Florence Bascom was highly encouraged to attend college in an era when it wasn't common.
She would become a trailblazing geologist, who, in 1893, was the first woman to earn a doctorate from Johns Hopkins University and, in 1896, became the first woman employed by the United States Geological Survey.
Born in Williamstown on July 14, 1862, she was the daughter of John Bascom, a professor at Williams College and a Greylock Reservation Commission (Bascom Lodge is named for him), and Emma Curtiss Bascom, a women's rights suffragist, educator and activist.
During her time at Johns Hopkins, where she did her thesis on the origin and formation of the Appalachian Mountain range, "she was required to sit behind a screen, lest she disturb the men," according to an article on the university's website.
Nevertheless, she persisted in her field, going on to serve as associate editor of "American Geologist" magazine, teaching at Vassar and Smith colleges, and in 1895, founding the geology department at Bryn Mawr College where she taught for more than three decades. Her most notable work is published on the geological profile of the Mid-Atlantic region.

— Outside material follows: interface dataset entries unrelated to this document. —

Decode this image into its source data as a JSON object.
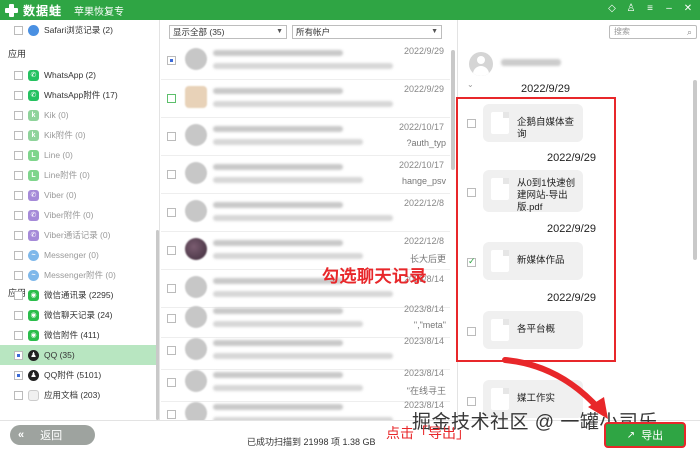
{
  "titlebar": {
    "app_name": "数据蛙",
    "subtitle": "苹果恢复专"
  },
  "sidebar": {
    "section_label": "应用",
    "section_label_2": "应用",
    "items": [
      {
        "label": "Safari浏览记录 (2)",
        "icon": "safari-icon"
      },
      {
        "label": "WhatsApp (2)",
        "icon": "whatsapp-icon"
      },
      {
        "label": "WhatsApp附件 (17)",
        "icon": "whatsapp-icon"
      },
      {
        "label": "Kik (0)",
        "icon": "kik-icon"
      },
      {
        "label": "Kik附件 (0)",
        "icon": "kik-icon"
      },
      {
        "label": "Line (0)",
        "icon": "line-icon"
      },
      {
        "label": "Line附件 (0)",
        "icon": "line-icon"
      },
      {
        "label": "Viber (0)",
        "icon": "viber-icon"
      },
      {
        "label": "Viber附件 (0)",
        "icon": "viber-icon"
      },
      {
        "label": "Viber通话记录 (0)",
        "icon": "viber-icon"
      },
      {
        "label": "Messenger (0)",
        "icon": "messenger-icon"
      },
      {
        "label": "Messenger附件 (0)",
        "icon": "messenger-icon"
      },
      {
        "label": "微信通讯录 (2295)",
        "icon": "wechat-icon"
      },
      {
        "label": "微信聊天记录 (24)",
        "icon": "wechat-icon"
      },
      {
        "label": "微信附件 (411)",
        "icon": "wechat-icon"
      },
      {
        "label": "QQ (35)",
        "icon": "qq-icon"
      },
      {
        "label": "QQ附件 (5101)",
        "icon": "qq-icon"
      },
      {
        "label": "应用文档 (203)",
        "icon": "document-icon"
      }
    ]
  },
  "middle": {
    "filter_display": "显示全部 (35)",
    "filter_account": "所有帐户",
    "rows": [
      {
        "date": "2022/9/29",
        "snippet": ""
      },
      {
        "date": "2022/9/29",
        "snippet": ""
      },
      {
        "date": "2022/10/17",
        "snippet": "?auth_typ"
      },
      {
        "date": "2022/10/17",
        "snippet": "hange_psv"
      },
      {
        "date": "2022/12/8",
        "snippet": ""
      },
      {
        "date": "2022/12/8",
        "snippet": "长大后更"
      },
      {
        "date": "2023/8/14",
        "snippet": ""
      },
      {
        "date": "2023/8/14",
        "snippet": "\",\"meta\""
      },
      {
        "date": "2023/8/14",
        "snippet": ""
      },
      {
        "date": "2023/8/14",
        "snippet": "\"在线寻王"
      },
      {
        "date": "2023/8/14",
        "snippet": ""
      }
    ]
  },
  "annotation_check": "勾选聊天记录",
  "right": {
    "search_placeholder": "搜索",
    "messages": [
      {
        "date": "2022/9/29",
        "title": "企鹅自媒体查询",
        "checked": false
      },
      {
        "date": "2022/9/29",
        "title": "从0到1快速创建网站-导出版.pdf",
        "checked": false
      },
      {
        "date": "2022/9/29",
        "title": "新媒体作品",
        "checked": true
      },
      {
        "date": "2022/9/29",
        "title": "各平台概",
        "checked": false
      },
      {
        "date": "",
        "title": "媒工作实",
        "checked": false
      }
    ]
  },
  "bottom": {
    "back_label": "返回",
    "status": "已成功扫描到 21998 项 1.38 GB",
    "export_label": "导出",
    "annotation_export": "点击「导出」",
    "watermark": "掘金技术社区 @ 一罐小司乐"
  },
  "colors": {
    "brand_green": "#2fa544",
    "annotation_red": "#e8272a",
    "selected_row": "#b8e6c1"
  }
}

In addition to distinctions like being named among the top 100 geologists in the U.S. in the 1906 edition of "American Men of Science," a crater, an asteroid and a post-glacial lake have all been named in her honor.